Samaeul gets new life in China
“I’m finally reaping the harvest I’ve sown for the past five years,” he said.
His work with Chinese villages began five years ago at the request of the Chinese government. In July 1996, at the China-Korea Science Technology and Economy Exchange Conference in Beijing, China requested Korea’s support in renovating its farming practices. In April 2001, a joint project was started between Korea’s Northeast Asia Foundation for Education and Culture and China’s Association for Science & Technology. The foundation recruited Mr. Jeong to train Chinese officials. Working with one expert in agriculture, he educated 7,700 Chinese farmers and public servants over 31 sessions.
Mr. Jeong has continued to visit rural villages and go ahead with the training programs, even when SARS (severe acute respiratory syndrome) swept through Guangdong in 2002. He says he was often asked why he is so passionate about something he wasn’t being compensated for. He says he replied, “The key to the Saemaeul Movement’s success in the ’70s was the large number of leaders who devoted themselves to the movement without compensation. As long as you have such people, this movement will never fail.” The Chinese government recognizes his passion and has asked him to extend his contract for five more years.
Mr. Jeong has spent his life reviving farming villages. A native of Jeonju, North Jeolla province, he grew up on a farm and went on to participate in agriculture movements when he studied economics at Seoul National University. Upon graduating, he joined the National Agricultural Cooperative Federation, where he worked until 1980, the year the National Council of Saemaeul Movements was established. He wanted to train effective leaders for the movement, and began working for the Central Training Institute of the New Village Movement, affiliated with the council.
Wanting to play an active role in the Saemaeul Movement, he opened “Darimwon,” a large farm in the mountains of Yesan, South Chungcheong province in 1985. He was the head of the Central Training Institute in Seongnam, Gyeonggi province, but every weekend, he would travel to his farm to plant and take care of his fruit trees. In 1994, he and his wife finally listed the farm as their residence. The couple still live on the farm, growing maesil (green plum), walnut, bellflower and deodeok (a root plant that looks like ginseng). They prefer to handle all the farming tasks themselves, except during the harvest season.
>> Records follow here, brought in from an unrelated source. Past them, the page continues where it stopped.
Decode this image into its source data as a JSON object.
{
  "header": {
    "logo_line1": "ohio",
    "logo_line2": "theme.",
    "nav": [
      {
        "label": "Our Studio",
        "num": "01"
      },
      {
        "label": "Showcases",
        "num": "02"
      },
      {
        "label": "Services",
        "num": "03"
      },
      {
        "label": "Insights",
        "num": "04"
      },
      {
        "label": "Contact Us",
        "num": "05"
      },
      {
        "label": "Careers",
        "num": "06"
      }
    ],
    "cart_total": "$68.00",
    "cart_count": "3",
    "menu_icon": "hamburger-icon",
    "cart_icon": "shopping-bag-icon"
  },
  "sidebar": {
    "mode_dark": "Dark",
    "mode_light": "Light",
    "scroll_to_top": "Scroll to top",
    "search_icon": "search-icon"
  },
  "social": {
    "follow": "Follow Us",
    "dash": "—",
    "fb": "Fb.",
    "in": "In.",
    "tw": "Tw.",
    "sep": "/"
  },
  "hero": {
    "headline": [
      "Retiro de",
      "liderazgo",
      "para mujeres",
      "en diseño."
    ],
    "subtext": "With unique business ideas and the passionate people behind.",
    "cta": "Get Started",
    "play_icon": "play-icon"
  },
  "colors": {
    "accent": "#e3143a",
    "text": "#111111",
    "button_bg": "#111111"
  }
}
“These days, when there’s flood damage, you find farmers who sit back and rely on the government to repair their fields,” Mr. Jeong said. “It’s unfortunate that Saemaeul’s motto of ‘diligence, self-help and cooperation’ seems to be disappearing.”
by Choi Joon-ho